# [Your objective]
Look for "Jeux" in the records and copy every line that has it.

Excerpts from an interface dataset
- - -

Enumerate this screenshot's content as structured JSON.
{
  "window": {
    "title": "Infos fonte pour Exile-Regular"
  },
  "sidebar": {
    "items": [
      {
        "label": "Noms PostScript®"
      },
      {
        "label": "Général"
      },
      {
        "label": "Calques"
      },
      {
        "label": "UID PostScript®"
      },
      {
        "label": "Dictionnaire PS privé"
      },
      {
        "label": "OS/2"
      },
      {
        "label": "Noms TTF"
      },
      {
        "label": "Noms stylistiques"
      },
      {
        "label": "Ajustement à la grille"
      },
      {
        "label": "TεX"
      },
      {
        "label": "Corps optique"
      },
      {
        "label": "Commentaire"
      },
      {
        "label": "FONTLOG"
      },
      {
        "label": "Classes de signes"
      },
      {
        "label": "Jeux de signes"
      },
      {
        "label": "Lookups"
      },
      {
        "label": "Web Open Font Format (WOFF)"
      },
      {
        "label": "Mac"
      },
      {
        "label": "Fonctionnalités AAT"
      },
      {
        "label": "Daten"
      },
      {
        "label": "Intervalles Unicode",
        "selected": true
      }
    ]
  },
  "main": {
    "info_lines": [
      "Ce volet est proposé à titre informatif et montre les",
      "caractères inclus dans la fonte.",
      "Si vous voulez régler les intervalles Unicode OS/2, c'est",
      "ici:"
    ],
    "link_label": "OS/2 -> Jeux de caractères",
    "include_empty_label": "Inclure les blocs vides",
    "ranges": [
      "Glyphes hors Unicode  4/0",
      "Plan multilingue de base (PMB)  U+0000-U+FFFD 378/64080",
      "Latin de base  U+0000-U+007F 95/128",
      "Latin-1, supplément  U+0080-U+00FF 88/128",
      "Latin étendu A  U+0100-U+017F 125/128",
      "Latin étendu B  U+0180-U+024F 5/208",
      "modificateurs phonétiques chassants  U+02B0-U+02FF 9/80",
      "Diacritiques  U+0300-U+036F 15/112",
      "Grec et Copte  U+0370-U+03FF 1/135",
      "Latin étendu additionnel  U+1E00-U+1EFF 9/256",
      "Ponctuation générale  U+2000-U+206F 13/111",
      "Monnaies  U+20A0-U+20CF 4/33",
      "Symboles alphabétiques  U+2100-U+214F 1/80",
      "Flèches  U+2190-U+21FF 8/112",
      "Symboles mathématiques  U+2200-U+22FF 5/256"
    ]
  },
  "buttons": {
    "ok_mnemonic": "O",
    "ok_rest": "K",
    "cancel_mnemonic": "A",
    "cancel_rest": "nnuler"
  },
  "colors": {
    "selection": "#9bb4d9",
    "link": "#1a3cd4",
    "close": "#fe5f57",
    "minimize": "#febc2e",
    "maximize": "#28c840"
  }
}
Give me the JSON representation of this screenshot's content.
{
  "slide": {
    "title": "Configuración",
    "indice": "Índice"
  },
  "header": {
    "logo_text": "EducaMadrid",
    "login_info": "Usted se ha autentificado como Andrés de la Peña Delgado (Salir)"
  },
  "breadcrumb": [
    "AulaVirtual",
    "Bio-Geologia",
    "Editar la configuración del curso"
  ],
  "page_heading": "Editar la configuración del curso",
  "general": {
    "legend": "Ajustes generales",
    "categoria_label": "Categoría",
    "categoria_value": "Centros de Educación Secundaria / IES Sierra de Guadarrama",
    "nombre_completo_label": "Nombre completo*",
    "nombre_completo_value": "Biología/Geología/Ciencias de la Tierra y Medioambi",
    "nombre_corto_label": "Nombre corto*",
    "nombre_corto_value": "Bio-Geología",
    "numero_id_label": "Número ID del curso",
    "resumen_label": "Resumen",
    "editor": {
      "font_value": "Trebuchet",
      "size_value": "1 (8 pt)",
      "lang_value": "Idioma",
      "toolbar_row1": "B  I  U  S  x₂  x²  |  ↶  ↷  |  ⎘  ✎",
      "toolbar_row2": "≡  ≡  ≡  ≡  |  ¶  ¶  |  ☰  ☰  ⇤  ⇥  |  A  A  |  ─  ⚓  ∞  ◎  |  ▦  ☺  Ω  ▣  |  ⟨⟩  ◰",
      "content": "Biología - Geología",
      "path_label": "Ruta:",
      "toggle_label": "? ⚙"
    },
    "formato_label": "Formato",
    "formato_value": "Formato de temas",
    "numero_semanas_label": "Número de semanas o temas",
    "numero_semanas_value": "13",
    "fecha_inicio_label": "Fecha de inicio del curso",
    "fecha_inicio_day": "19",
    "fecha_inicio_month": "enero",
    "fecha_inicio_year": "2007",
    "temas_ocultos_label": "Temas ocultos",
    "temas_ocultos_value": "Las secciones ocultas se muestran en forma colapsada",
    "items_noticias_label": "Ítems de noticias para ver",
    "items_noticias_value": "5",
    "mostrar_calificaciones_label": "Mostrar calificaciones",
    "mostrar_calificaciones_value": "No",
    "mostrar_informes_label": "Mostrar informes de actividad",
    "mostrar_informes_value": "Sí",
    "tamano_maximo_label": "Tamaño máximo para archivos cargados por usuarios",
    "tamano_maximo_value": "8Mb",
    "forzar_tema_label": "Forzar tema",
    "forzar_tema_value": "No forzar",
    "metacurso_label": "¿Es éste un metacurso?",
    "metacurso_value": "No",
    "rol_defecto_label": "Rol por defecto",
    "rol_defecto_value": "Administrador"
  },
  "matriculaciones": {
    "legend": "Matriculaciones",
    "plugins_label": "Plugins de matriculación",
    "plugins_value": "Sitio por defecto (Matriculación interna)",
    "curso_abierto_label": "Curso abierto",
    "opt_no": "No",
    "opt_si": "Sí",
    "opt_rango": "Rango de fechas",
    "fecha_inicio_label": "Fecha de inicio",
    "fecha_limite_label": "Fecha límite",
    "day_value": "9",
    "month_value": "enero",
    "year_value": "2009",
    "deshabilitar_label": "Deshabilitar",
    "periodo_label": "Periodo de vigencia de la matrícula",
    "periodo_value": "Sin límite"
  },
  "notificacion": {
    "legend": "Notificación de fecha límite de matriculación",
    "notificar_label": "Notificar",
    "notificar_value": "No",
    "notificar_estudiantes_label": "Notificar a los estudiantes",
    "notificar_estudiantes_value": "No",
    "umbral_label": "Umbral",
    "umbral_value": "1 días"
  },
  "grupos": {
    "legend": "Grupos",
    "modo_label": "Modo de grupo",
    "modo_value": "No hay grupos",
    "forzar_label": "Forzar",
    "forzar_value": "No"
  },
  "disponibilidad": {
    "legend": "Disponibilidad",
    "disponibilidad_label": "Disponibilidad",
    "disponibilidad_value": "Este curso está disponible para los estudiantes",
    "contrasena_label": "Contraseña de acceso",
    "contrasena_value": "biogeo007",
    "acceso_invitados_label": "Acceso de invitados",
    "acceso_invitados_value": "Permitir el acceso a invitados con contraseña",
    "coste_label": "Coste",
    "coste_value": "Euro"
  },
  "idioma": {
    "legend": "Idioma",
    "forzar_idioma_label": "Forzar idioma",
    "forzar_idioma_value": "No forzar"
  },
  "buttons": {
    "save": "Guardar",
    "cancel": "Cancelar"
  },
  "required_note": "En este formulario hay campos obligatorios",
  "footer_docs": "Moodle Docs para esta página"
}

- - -

# [Solution to the exercise]
        "label": "Jeux de signes"
    "link_label": "OS/2 -> Jeux de caractères",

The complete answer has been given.